Top of Extracted records
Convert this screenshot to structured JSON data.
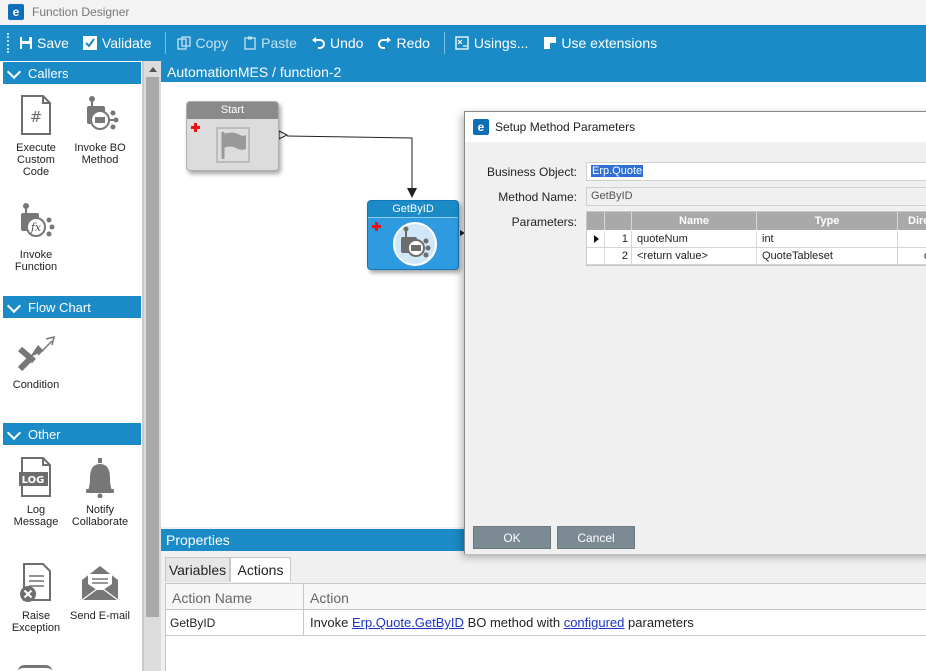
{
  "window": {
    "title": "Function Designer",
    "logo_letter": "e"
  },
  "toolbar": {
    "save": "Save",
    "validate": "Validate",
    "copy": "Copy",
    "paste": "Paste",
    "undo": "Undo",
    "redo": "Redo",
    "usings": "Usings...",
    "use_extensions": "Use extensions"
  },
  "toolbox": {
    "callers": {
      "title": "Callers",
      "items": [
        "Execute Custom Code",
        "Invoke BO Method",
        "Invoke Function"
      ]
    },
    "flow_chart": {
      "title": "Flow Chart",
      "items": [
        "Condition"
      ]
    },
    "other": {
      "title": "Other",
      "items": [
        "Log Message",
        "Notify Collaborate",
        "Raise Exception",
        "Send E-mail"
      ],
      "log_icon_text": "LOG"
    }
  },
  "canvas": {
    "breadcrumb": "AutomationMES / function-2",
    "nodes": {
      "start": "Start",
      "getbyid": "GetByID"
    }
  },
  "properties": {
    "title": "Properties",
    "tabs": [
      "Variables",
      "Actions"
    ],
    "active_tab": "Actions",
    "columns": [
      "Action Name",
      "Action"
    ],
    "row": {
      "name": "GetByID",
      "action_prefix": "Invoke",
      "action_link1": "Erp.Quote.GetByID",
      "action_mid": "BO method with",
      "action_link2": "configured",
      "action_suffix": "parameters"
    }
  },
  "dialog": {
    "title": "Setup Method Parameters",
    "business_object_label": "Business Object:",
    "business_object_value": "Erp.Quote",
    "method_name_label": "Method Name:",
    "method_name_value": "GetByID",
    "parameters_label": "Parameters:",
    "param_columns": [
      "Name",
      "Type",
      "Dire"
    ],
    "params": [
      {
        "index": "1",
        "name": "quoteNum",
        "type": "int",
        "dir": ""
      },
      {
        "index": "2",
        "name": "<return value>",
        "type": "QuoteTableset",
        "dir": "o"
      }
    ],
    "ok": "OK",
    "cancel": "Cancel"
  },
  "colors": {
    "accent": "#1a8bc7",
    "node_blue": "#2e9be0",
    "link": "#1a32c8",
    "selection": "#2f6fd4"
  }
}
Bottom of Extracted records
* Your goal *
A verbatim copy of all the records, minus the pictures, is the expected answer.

* Solved problem *
Convert this screenshot to structured JSON data.
{
  "window": {
    "title": "Function Designer",
    "logo_letter": "e"
  },
  "toolbar": {
    "save": "Save",
    "validate": "Validate",
    "copy": "Copy",
    "paste": "Paste",
    "undo": "Undo",
    "redo": "Redo",
    "usings": "Usings...",
    "use_extensions": "Use extensions"
  },
  "toolbox": {
    "callers": {
      "title": "Callers",
      "items": [
        "Execute Custom Code",
        "Invoke BO Method",
        "Invoke Function"
      ]
    },
    "flow_chart": {
      "title": "Flow Chart",
      "items": [
        "Condition"
      ]
    },
    "other": {
      "title": "Other",
      "items": [
        "Log Message",
        "Notify Collaborate",
        "Raise Exception",
        "Send E-mail"
      ],
      "log_icon_text": "LOG"
    }
  },
  "canvas": {
    "breadcrumb": "AutomationMES / function-2",
    "nodes": {
      "start": "Start",
      "getbyid": "GetByID"
    }
  },
  "properties": {
    "title": "Properties",
    "tabs": [
      "Variables",
      "Actions"
    ],
    "active_tab": "Actions",
    "columns": [
      "Action Name",
      "Action"
    ],
    "row": {
      "name": "GetByID",
      "action_prefix": "Invoke",
      "action_link1": "Erp.Quote.GetByID",
      "action_mid": "BO method with",
      "action_link2": "configured",
      "action_suffix": "parameters"
    }
  },
  "dialog": {
    "title": "Setup Method Parameters",
    "business_object_label": "Business Object:",
    "business_object_value": "Erp.Quote",
    "method_name_label": "Method Name:",
    "method_name_value": "GetByID",
    "parameters_label": "Parameters:",
    "param_columns": [
      "Name",
      "Type",
      "Dire"
    ],
    "params": [
      {
        "index": "1",
        "name": "quoteNum",
        "type": "int",
        "dir": ""
      },
      {
        "index": "2",
        "name": "<return value>",
        "type": "QuoteTableset",
        "dir": "o"
      }
    ],
    "ok": "OK",
    "cancel": "Cancel"
  },
  "colors": {
    "accent": "#1a8bc7",
    "node_blue": "#2e9be0",
    "link": "#1a32c8",
    "selection": "#2f6fd4"
  }
}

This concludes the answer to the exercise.